◆ **EXERCISE OBJECTIVE**: Your answer should consist of each line from the data below that contains "selected".

# # # # # # #

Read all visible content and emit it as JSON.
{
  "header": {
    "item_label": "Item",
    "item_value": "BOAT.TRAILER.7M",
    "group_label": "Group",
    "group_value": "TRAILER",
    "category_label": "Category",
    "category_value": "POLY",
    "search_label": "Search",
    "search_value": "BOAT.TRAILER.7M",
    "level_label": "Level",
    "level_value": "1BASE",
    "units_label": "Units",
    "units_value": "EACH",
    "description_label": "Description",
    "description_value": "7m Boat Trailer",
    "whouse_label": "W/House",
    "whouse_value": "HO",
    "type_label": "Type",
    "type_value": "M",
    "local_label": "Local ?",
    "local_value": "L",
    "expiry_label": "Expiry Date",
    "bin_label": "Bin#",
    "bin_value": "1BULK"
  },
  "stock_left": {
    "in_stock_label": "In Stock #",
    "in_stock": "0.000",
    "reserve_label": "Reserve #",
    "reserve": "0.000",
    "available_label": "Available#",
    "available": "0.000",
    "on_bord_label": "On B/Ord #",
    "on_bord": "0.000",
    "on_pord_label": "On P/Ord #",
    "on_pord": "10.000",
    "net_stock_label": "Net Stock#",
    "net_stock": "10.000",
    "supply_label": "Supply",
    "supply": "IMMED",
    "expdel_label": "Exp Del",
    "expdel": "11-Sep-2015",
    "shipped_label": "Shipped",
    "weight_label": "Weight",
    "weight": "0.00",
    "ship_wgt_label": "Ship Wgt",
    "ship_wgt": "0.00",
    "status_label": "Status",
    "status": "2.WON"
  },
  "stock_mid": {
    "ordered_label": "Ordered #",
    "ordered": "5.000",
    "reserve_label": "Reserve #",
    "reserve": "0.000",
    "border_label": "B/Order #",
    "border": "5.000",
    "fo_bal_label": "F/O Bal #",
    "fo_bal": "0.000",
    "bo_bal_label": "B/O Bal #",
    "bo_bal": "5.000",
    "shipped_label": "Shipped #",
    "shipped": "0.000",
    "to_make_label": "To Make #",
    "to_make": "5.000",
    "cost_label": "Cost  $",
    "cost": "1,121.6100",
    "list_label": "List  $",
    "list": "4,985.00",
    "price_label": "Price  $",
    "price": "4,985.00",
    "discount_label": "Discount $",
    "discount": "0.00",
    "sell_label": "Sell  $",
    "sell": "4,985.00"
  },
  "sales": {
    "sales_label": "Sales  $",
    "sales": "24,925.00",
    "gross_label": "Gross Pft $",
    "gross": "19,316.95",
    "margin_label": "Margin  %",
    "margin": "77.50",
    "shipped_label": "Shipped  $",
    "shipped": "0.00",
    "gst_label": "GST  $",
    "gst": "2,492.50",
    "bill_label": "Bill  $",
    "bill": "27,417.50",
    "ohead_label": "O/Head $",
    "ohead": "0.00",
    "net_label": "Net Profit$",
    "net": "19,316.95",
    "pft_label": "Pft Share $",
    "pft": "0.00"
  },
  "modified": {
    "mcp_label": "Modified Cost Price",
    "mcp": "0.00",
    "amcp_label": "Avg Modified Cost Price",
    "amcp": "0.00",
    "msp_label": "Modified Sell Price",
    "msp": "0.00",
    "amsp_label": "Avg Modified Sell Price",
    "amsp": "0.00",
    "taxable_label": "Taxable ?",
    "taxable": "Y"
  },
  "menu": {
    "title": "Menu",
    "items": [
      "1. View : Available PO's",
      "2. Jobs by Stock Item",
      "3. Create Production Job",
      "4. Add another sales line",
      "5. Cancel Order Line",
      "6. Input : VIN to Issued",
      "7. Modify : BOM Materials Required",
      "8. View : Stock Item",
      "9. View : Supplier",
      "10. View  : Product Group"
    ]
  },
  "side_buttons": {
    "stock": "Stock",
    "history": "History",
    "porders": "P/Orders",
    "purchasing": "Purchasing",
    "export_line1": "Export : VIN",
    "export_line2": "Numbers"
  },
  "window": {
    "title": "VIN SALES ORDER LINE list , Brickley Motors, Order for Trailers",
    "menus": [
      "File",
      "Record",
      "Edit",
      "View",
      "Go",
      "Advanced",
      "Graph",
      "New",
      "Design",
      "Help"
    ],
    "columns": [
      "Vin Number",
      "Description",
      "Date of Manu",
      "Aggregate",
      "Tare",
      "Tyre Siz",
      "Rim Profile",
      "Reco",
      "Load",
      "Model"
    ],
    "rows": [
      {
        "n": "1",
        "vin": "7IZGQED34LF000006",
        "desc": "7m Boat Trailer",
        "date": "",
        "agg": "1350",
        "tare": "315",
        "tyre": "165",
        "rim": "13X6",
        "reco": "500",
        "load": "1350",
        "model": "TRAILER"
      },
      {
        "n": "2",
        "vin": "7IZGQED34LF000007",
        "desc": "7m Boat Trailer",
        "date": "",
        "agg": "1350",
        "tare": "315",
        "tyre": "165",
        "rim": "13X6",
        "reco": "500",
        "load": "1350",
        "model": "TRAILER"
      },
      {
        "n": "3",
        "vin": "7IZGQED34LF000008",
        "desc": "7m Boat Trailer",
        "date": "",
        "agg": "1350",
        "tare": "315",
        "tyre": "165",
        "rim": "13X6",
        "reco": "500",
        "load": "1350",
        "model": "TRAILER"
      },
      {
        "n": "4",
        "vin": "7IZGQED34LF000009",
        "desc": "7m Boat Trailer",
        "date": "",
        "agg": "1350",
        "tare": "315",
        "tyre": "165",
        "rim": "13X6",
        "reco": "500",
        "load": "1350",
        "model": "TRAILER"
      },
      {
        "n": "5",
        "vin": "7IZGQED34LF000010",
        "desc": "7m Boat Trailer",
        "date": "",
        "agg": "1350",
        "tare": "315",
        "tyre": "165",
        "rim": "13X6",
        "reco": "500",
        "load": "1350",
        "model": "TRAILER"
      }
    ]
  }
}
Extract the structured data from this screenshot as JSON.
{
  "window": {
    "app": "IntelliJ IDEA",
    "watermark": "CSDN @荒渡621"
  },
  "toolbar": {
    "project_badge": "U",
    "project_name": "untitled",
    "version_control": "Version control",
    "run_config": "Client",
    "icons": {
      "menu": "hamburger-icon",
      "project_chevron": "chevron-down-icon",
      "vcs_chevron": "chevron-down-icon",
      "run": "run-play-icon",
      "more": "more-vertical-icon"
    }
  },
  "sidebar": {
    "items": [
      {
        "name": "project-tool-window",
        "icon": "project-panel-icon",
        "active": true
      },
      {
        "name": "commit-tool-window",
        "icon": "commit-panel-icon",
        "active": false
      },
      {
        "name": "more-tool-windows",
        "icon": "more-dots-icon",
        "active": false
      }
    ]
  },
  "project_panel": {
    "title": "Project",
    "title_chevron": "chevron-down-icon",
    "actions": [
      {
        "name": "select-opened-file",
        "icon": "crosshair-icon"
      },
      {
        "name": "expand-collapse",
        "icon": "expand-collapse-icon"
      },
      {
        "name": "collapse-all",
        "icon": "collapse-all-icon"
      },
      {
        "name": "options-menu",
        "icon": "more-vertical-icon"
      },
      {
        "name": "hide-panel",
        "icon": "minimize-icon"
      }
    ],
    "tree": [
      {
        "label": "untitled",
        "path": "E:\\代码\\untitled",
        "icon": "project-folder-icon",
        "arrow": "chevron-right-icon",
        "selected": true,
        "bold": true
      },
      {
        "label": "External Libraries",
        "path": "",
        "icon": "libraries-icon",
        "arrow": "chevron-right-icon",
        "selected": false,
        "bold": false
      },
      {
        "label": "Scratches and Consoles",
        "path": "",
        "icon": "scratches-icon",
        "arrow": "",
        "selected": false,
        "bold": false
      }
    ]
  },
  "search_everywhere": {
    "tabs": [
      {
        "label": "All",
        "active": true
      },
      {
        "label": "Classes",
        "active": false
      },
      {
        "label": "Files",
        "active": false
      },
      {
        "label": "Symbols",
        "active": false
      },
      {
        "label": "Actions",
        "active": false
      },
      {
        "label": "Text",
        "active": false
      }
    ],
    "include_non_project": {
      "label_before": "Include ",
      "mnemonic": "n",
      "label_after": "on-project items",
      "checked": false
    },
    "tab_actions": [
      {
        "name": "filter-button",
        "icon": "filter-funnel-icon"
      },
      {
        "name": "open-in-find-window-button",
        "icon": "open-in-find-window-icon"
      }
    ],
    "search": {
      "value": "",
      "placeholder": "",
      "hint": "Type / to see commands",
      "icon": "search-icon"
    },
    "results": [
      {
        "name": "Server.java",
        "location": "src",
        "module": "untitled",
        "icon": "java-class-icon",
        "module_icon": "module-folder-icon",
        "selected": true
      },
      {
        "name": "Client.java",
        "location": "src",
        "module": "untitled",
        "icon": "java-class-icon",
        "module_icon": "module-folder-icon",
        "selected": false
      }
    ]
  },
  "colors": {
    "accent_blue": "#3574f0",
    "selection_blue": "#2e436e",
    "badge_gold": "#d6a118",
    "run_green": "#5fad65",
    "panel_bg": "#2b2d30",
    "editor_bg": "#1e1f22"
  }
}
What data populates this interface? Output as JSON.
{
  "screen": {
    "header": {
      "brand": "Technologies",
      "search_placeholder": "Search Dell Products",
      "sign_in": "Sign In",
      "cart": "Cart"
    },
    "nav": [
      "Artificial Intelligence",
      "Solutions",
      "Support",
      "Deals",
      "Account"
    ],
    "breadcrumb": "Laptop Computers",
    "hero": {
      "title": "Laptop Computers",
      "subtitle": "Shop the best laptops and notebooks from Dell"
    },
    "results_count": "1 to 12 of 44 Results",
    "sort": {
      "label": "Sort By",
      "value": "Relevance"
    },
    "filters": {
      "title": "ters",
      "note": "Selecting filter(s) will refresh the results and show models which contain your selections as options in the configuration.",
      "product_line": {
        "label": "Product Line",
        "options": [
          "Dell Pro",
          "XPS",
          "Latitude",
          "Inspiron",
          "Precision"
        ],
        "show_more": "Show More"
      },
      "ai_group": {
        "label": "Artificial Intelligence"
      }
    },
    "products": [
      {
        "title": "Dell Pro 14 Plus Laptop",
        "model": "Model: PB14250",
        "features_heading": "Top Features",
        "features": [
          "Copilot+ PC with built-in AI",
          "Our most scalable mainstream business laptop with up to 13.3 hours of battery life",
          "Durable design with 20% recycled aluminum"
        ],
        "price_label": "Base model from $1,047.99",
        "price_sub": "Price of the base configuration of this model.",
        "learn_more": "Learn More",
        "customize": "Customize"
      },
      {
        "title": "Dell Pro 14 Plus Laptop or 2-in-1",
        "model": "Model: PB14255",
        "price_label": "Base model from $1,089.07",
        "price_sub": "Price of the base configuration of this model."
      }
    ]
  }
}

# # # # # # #

◆ **ANSWER BOX**:
        "selected": true,
        "selected": false,
        "selected": false,
        "selected": true
        "selected": false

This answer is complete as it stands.